Candidate: Enrique Espina Gonzalez
Title: Distributed Secondary Control Applied to Hybrid AC/DC Microgrids
Date: December 11, 2020
Time: 2:30 PM
Place: REMOTE ATTENDANCE
Supervisor(s): Kazerani, Mehrdad - Simpson-Porco, John (Adjunct)
This Ph.D. proposal consists of the study of distributed secondary control strategies for hybrid ac/dc-microgrids. The utilization of Interlinking Converters to manage the energy exchange between the ac-side and the dc-side of the microgrid is also considered, as well as the incorporation of these converters to the distributed communication network and, hence, to the secondary control loop. The hybrid ac/dc-microgrid achieves a more secure operation due to the strengthening against single-point failures and improve its plug-and-play capability. Additionally, the absence of a central controller helps to improve the modularity of the microgrid due to the proposed distributed controllers do not need to know the variables of all the microgrid (i.e. the communication network is simplified), they only need to have some information from their nearest neighbours to achieve an accurate power-sharing of the units on both sides and a good voltage (for both sides) and frequency (for ac-side) regulation.
Secondary control strategies in hybrid ac/dc-microgrids have been conventionally designed independently for each side of the microgrid, neglecting the interaction between the ac and dc sides due to the power transferred through the interlinking converter.
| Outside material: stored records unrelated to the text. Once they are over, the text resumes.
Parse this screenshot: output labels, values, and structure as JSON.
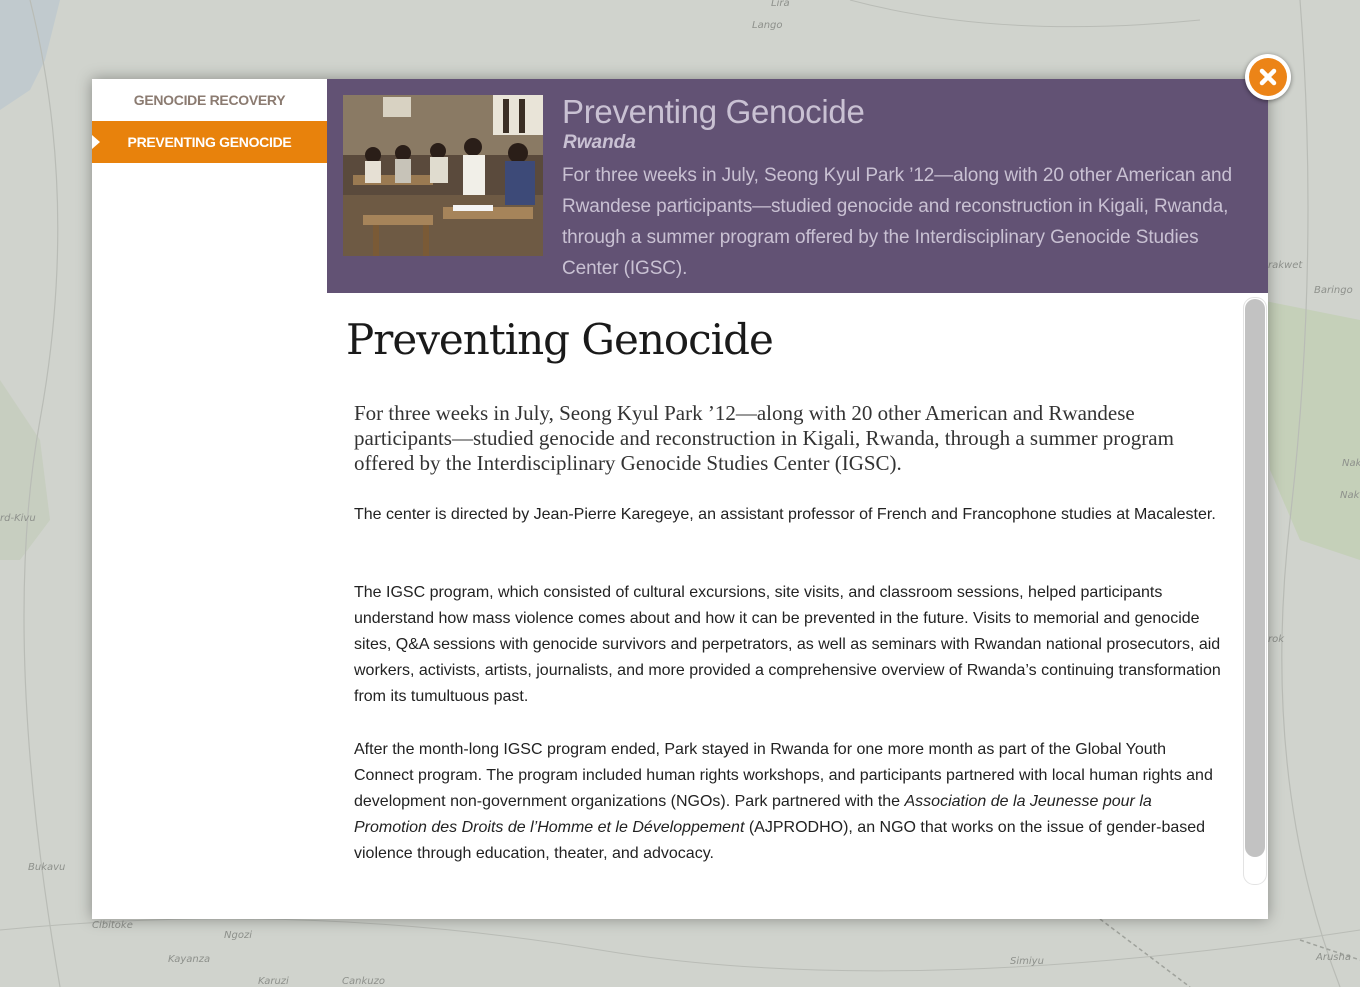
{
  "map": {
    "labels": [
      "Lira",
      "Lango",
      "rakwet",
      "Baringo",
      "Naki",
      "Nak",
      "rd-Kivu",
      "Bukavu",
      "Cibitoke",
      "Ngozi",
      "Kayanza",
      "Karuzi",
      "Cankuzo",
      "Simiyu",
      "Arusha",
      "rok"
    ]
  },
  "sidebar": {
    "items": [
      {
        "label": "GENOCIDE RECOVERY"
      },
      {
        "label": "PREVENTING GENOCIDE"
      }
    ]
  },
  "header": {
    "title": "Preventing Genocide",
    "subtitle": "Rwanda",
    "description": "For three weeks in July, Seong Kyul Park ’12—along with 20 other American and Rwandese participants—studied genocide and reconstruction in Kigali, Rwanda, through a summer program offered by the Interdisciplinary Genocide Studies Center (IGSC)."
  },
  "article": {
    "title": "Preventing Genocide",
    "lead": "For three weeks in July, Seong Kyul Park ’12—along with 20 other American and Rwandese participants—studied genocide and reconstruction in Kigali, Rwanda, through a summer program offered by the Interdisciplinary Genocide Studies Center (IGSC).",
    "p1": "The center is directed by Jean-Pierre Karegeye, an assistant professor of French and Francophone studies at Macalester.",
    "p2": "The IGSC program, which consisted of cultural excursions, site visits, and classroom sessions, helped participants understand how mass violence comes about and how it can be prevented in the future. Visits to memorial and genocide sites, Q&A sessions with genocide survivors and perpetrators, as well as seminars with Rwandan national prosecutors, aid workers, activists, artists, journalists, and more provided a comprehensive overview of Rwanda’s continuing transformation from its tumultuous past.",
    "p3_before": "After the month-long IGSC program ended, Park stayed in Rwanda for one more month as part of the Global Youth Connect program. The program included human rights workshops, and participants partnered with local human rights and development non-government organizations (NGOs). Park partnered with the ",
    "p3_italic": "Association de la Jeunesse pour la Promotion des Droits de l’Homme et le Développement",
    "p3_after": " (AJPRODHO), an NGO that works on the issue of gender-based violence through education, theater, and advocacy."
  },
  "colors": {
    "accent": "#e8820c",
    "header_bg": "#625274",
    "header_text": "#c9c1d3",
    "sidebar_text": "#8b7b71"
  },
  "icons": {
    "close": "close-x-icon"
  }
}
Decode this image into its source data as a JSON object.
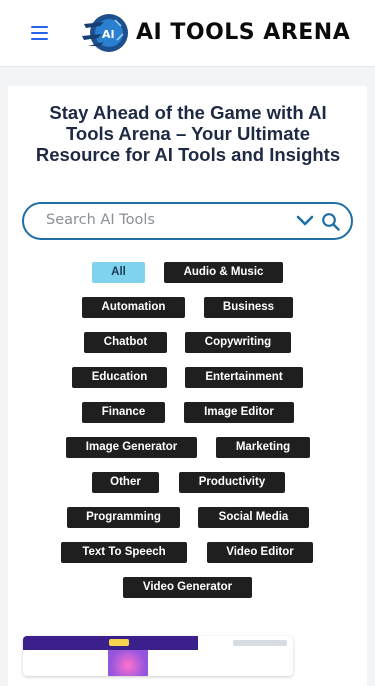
{
  "header": {
    "menu_icon": "hamburger-icon",
    "logo_text": "AI TOOLS ARENA"
  },
  "hero": {
    "headline": "Stay Ahead of the Game with AI Tools Arena – Your Ultimate Resource for AI Tools and Insights"
  },
  "search": {
    "placeholder": "Search AI Tools",
    "dropdown_icon": "chevron-down-icon",
    "search_icon": "search-icon"
  },
  "categories": [
    "All",
    "Audio & Music",
    "Automation",
    "Business",
    "Chatbot",
    "Copywriting",
    "Education",
    "Entertainment",
    "Finance",
    "Image Editor",
    "Image Generator",
    "Marketing",
    "Other",
    "Productivity",
    "Programming",
    "Social Media",
    "Text To Speech",
    "Video Editor",
    "Video Generator"
  ],
  "active_category": "All",
  "colors": {
    "accent": "#2563eb",
    "active_tag": "#7fd3ec",
    "tag_bg": "#1f1f1f",
    "search_border": "#1f6fa6",
    "headline": "#1e2a44"
  }
}
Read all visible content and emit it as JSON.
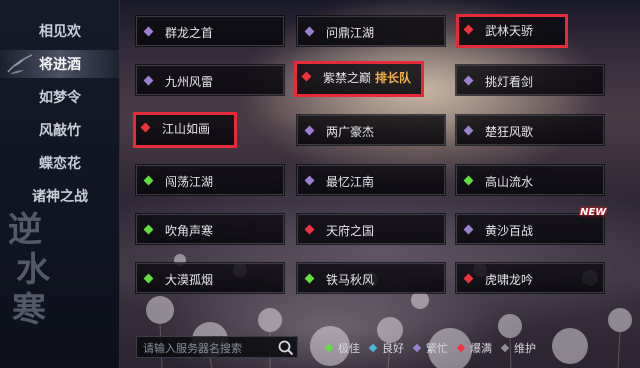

This has a negative effect on the power-sharing and dynamic response of the system. The proposed control scheme simultaneously regulates ac-voltage magnitude and frequency, as well as the dc-voltage magnitude, by including the interlinking converters in the control strategy via a distributed consensus approach. This improves the power-sharing accuracy and secondary control restoration of the variables in both ac and dc sides of the microgrid.